> [Data records for software interfaces]
########
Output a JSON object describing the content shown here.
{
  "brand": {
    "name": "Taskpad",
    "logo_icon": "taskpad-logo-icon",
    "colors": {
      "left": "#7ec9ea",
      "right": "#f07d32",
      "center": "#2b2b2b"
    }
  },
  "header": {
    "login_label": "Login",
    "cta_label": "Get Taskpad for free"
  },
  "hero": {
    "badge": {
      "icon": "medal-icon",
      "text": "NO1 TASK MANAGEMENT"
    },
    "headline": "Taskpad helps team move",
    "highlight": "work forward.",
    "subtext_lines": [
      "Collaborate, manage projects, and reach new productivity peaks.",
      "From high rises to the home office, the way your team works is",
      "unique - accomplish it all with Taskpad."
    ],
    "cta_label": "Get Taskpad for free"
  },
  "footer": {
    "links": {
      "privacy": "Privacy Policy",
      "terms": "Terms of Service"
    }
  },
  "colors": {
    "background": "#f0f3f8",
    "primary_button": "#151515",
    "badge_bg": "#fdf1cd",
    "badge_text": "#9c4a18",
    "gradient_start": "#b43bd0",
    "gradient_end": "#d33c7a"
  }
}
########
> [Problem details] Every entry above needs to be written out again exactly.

> [Output]
Output a JSON object describing the content shown here.
{
  "brand": {
    "name": "Taskpad",
    "logo_icon": "taskpad-logo-icon",
    "colors": {
      "left": "#7ec9ea",
      "right": "#f07d32",
      "center": "#2b2b2b"
    }
  },
  "header": {
    "login_label": "Login",
    "cta_label": "Get Taskpad for free"
  },
  "hero": {
    "badge": {
      "icon": "medal-icon",
      "text": "NO1 TASK MANAGEMENT"
    },
    "headline": "Taskpad helps team move",
    "highlight": "work forward.",
    "subtext_lines": [
      "Collaborate, manage projects, and reach new productivity peaks.",
      "From high rises to the home office, the way your team works is",
      "unique - accomplish it all with Taskpad."
    ],
    "cta_label": "Get Taskpad for free"
  },
  "footer": {
    "links": {
      "privacy": "Privacy Policy",
      "terms": "Terms of Service"
    }
  },
  "colors": {
    "background": "#f0f3f8",
    "primary_button": "#151515",
    "badge_bg": "#fdf1cd",
    "badge_text": "#9c4a18",
    "gradient_start": "#b43bd0",
    "gradient_end": "#d33c7a"
  }
}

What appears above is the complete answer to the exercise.